- [WORK INSTRUCTIONS]
Repeat the entries that appear below, exactly and in full.

• • •

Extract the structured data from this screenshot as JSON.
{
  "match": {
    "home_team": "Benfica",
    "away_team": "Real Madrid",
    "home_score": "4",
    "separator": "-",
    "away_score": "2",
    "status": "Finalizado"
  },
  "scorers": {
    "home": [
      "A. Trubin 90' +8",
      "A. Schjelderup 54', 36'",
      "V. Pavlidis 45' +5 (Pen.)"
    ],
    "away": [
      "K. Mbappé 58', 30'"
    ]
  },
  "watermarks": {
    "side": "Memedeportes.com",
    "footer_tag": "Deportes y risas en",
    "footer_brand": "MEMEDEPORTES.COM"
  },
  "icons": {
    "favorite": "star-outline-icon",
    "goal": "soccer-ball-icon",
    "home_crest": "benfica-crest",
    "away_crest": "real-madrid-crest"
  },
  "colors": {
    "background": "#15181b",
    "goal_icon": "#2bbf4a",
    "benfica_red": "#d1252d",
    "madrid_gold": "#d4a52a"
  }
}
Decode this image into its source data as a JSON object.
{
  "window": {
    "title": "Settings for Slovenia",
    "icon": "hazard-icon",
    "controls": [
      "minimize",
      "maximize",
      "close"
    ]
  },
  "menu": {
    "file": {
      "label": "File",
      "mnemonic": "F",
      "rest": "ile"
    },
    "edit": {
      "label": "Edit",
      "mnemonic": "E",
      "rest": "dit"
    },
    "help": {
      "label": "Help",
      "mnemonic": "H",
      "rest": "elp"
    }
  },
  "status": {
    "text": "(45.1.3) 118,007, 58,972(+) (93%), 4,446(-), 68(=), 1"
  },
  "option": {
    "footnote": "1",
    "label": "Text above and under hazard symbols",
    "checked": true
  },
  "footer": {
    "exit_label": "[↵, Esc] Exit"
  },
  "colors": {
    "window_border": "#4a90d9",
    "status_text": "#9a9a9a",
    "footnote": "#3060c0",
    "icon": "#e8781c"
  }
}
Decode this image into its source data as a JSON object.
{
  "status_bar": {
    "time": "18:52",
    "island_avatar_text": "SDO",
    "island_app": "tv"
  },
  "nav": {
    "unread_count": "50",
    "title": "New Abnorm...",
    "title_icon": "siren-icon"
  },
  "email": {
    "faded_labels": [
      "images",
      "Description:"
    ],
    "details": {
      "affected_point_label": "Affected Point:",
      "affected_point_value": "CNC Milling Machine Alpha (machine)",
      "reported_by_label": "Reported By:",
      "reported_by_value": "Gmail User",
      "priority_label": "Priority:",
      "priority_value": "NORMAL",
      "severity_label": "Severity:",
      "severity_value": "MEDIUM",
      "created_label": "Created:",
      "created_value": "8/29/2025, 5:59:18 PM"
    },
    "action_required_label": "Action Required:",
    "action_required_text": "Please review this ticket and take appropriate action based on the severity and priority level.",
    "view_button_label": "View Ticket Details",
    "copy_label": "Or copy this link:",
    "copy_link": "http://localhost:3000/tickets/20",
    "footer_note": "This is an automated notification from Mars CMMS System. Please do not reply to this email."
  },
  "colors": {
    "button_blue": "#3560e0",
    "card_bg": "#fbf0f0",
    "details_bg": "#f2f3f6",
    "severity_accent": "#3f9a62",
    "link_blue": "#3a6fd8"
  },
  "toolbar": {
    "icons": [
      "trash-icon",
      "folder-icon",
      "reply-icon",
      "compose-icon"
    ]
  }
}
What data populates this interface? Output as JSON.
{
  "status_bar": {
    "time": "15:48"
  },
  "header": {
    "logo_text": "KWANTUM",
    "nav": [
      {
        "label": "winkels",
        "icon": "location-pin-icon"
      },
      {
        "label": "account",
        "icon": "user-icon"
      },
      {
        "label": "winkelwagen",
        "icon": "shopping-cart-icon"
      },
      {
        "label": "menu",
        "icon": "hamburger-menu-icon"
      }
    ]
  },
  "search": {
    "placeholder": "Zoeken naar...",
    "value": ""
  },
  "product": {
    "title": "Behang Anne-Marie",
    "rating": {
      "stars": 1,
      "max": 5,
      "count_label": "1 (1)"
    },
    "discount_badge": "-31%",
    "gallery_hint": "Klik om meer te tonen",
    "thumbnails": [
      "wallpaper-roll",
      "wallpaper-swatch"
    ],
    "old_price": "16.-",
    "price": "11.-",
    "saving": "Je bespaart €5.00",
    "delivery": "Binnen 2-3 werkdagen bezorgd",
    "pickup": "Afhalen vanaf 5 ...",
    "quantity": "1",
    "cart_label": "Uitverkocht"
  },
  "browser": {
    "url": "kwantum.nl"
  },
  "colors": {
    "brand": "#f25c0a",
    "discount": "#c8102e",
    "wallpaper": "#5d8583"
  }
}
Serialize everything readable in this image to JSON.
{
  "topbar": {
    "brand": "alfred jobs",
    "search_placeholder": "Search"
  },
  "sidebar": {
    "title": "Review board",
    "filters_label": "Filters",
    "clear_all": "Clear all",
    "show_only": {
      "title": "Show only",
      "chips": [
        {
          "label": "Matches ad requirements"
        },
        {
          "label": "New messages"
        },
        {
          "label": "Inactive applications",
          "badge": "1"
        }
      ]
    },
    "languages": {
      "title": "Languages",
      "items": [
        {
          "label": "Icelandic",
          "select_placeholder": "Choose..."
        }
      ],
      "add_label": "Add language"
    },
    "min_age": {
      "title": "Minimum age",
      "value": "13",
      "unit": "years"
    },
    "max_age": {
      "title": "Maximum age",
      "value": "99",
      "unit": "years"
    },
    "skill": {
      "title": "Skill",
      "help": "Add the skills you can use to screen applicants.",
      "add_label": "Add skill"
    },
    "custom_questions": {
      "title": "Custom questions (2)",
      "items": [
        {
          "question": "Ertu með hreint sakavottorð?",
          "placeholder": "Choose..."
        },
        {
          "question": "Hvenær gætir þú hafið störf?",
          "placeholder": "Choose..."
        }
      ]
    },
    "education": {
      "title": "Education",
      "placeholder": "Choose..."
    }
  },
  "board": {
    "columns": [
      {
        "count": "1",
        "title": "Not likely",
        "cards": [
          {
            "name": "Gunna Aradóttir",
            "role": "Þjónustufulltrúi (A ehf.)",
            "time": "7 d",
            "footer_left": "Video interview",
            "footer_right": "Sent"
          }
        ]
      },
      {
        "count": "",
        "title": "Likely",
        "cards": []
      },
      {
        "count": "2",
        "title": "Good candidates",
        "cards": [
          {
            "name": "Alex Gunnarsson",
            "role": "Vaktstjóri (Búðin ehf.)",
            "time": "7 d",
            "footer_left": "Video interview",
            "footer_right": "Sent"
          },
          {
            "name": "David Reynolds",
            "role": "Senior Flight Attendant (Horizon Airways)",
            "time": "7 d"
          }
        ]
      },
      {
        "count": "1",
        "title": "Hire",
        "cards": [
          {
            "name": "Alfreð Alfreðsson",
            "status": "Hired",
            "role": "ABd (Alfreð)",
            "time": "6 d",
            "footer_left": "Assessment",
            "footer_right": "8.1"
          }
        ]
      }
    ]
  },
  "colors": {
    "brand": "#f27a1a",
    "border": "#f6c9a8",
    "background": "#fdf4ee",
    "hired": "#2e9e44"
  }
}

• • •

- [TASK RESULT]
Extract the structured data from this screenshot as JSON.
{
  "match": {
    "home_team": "Benfica",
    "away_team": "Real Madrid",
    "home_score": "4",
    "separator": "-",
    "away_score": "2",
    "status": "Finalizado"
  },
  "scorers": {
    "home": [
      "A. Trubin 90' +8",
      "A. Schjelderup 54', 36'",
      "V. Pavlidis 45' +5 (Pen.)"
    ],
    "away": [
      "K. Mbappé 58', 30'"
    ]
  },
  "watermarks": {
    "side": "Memedeportes.com",
    "footer_tag": "Deportes y risas en",
    "footer_brand": "MEMEDEPORTES.COM"
  },
  "icons": {
    "favorite": "star-outline-icon",
    "goal": "soccer-ball-icon",
    "home_crest": "benfica-crest",
    "away_crest": "real-madrid-crest"
  },
  "colors": {
    "background": "#15181b",
    "goal_icon": "#2bbf4a",
    "benfica_red": "#d1252d",
    "madrid_gold": "#d4a52a"
  }
}
Decode this image into its source data as a JSON object.
{
  "window": {
    "title": "Settings for Slovenia",
    "icon": "hazard-icon",
    "controls": [
      "minimize",
      "maximize",
      "close"
    ]
  },
  "menu": {
    "file": {
      "label": "File",
      "mnemonic": "F",
      "rest": "ile"
    },
    "edit": {
      "label": "Edit",
      "mnemonic": "E",
      "rest": "dit"
    },
    "help": {
      "label": "Help",
      "mnemonic": "H",
      "rest": "elp"
    }
  },
  "status": {
    "text": "(45.1.3) 118,007, 58,972(+) (93%), 4,446(-), 68(=), 1"
  },
  "option": {
    "footnote": "1",
    "label": "Text above and under hazard symbols",
    "checked": true
  },
  "footer": {
    "exit_label": "[↵, Esc] Exit"
  },
  "colors": {
    "window_border": "#4a90d9",
    "status_text": "#9a9a9a",
    "footnote": "#3060c0",
    "icon": "#e8781c"
  }
}
Decode this image into its source data as a JSON object.
{
  "status_bar": {
    "time": "18:52",
    "island_avatar_text": "SDO",
    "island_app": "tv"
  },
  "nav": {
    "unread_count": "50",
    "title": "New Abnorm...",
    "title_icon": "siren-icon"
  },
  "email": {
    "faded_labels": [
      "images",
      "Description:"
    ],
    "details": {
      "affected_point_label": "Affected Point:",
      "affected_point_value": "CNC Milling Machine Alpha (machine)",
      "reported_by_label": "Reported By:",
      "reported_by_value": "Gmail User",
      "priority_label": "Priority:",
      "priority_value": "NORMAL",
      "severity_label": "Severity:",
      "severity_value": "MEDIUM",
      "created_label": "Created:",
      "created_value": "8/29/2025, 5:59:18 PM"
    },
    "action_required_label": "Action Required:",
    "action_required_text": "Please review this ticket and take appropriate action based on the severity and priority level.",
    "view_button_label": "View Ticket Details",
    "copy_label": "Or copy this link:",
    "copy_link": "http://localhost:3000/tickets/20",
    "footer_note": "This is an automated notification from Mars CMMS System. Please do not reply to this email."
  },
  "colors": {
    "button_blue": "#3560e0",
    "card_bg": "#fbf0f0",
    "details_bg": "#f2f3f6",
    "severity_accent": "#3f9a62",
    "link_blue": "#3a6fd8"
  },
  "toolbar": {
    "icons": [
      "trash-icon",
      "folder-icon",
      "reply-icon",
      "compose-icon"
    ]
  }
}
What data populates this interface? Output as JSON.
{
  "status_bar": {
    "time": "15:48"
  },
  "header": {
    "logo_text": "KWANTUM",
    "nav": [
      {
        "label": "winkels",
        "icon": "location-pin-icon"
      },
      {
        "label": "account",
        "icon": "user-icon"
      },
      {
        "label": "winkelwagen",
        "icon": "shopping-cart-icon"
      },
      {
        "label": "menu",
        "icon": "hamburger-menu-icon"
      }
    ]
  },
  "search": {
    "placeholder": "Zoeken naar...",
    "value": ""
  },
  "product": {
    "title": "Behang Anne-Marie",
    "rating": {
      "stars": 1,
      "max": 5,
      "count_label": "1 (1)"
    },
    "discount_badge": "-31%",
    "gallery_hint": "Klik om meer te tonen",
    "thumbnails": [
      "wallpaper-roll",
      "wallpaper-swatch"
    ],
    "old_price": "16.-",
    "price": "11.-",
    "saving": "Je bespaart €5.00",
    "delivery": "Binnen 2-3 werkdagen bezorgd",
    "pickup": "Afhalen vanaf 5 ...",
    "quantity": "1",
    "cart_label": "Uitverkocht"
  },
  "browser": {
    "url": "kwantum.nl"
  },
  "colors": {
    "brand": "#f25c0a",
    "discount": "#c8102e",
    "wallpaper": "#5d8583"
  }
}
Serialize everything readable in this image to JSON.
{
  "topbar": {
    "brand": "alfred jobs",
    "search_placeholder": "Search"
  },
  "sidebar": {
    "title": "Review board",
    "filters_label": "Filters",
    "clear_all": "Clear all",
    "show_only": {
      "title": "Show only",
      "chips": [
        {
          "label": "Matches ad requirements"
        },
        {
          "label": "New messages"
        },
        {
          "label": "Inactive applications",
          "badge": "1"
        }
      ]
    },
    "languages": {
      "title": "Languages",
      "items": [
        {
          "label": "Icelandic",
          "select_placeholder": "Choose..."
        }
      ],
      "add_label": "Add language"
    },
    "min_age": {
      "title": "Minimum age",
      "value": "13",
      "unit": "years"
    },
    "max_age": {
      "title": "Maximum age",
      "value": "99",
      "unit": "years"
    },
    "skill": {
      "title": "Skill",
      "help": "Add the skills you can use to screen applicants.",
      "add_label": "Add skill"
    },
    "custom_questions": {
      "title": "Custom questions (2)",
      "items": [
        {
          "question": "Ertu með hreint sakavottorð?",
          "placeholder": "Choose..."
        },
        {
          "question": "Hvenær gætir þú hafið störf?",
          "placeholder": "Choose..."
        }
      ]
    },
    "education": {
      "title": "Education",
      "placeholder": "Choose..."
    }
  },
  "board": {
    "columns": [
      {
        "count": "1",
        "title": "Not likely",
        "cards": [
          {
            "name": "Gunna Aradóttir",
            "role": "Þjónustufulltrúi (A ehf.)",
            "time": "7 d",
            "footer_left": "Video interview",
            "footer_right": "Sent"
          }
        ]
      },
      {
        "count": "",
        "title": "Likely",
        "cards": []
      },
      {
        "count": "2",
        "title": "Good candidates",
        "cards": [
          {
            "name": "Alex Gunnarsson",
            "role": "Vaktstjóri (Búðin ehf.)",
            "time": "7 d",
            "footer_left": "Video interview",
            "footer_right": "Sent"
          },
          {
            "name": "David Reynolds",
            "role": "Senior Flight Attendant (Horizon Airways)",
            "time": "7 d"
          }
        ]
      },
      {
        "count": "1",
        "title": "Hire",
        "cards": [
          {
            "name": "Alfreð Alfreðsson",
            "status": "Hired",
            "role": "ABd (Alfreð)",
            "time": "6 d",
            "footer_left": "Assessment",
            "footer_right": "8.1"
          }
        ]
      }
    ]
  },
  "colors": {
    "brand": "#f27a1a",
    "border": "#f6c9a8",
    "background": "#fdf4ee",
    "hired": "#2e9e44"
  }
}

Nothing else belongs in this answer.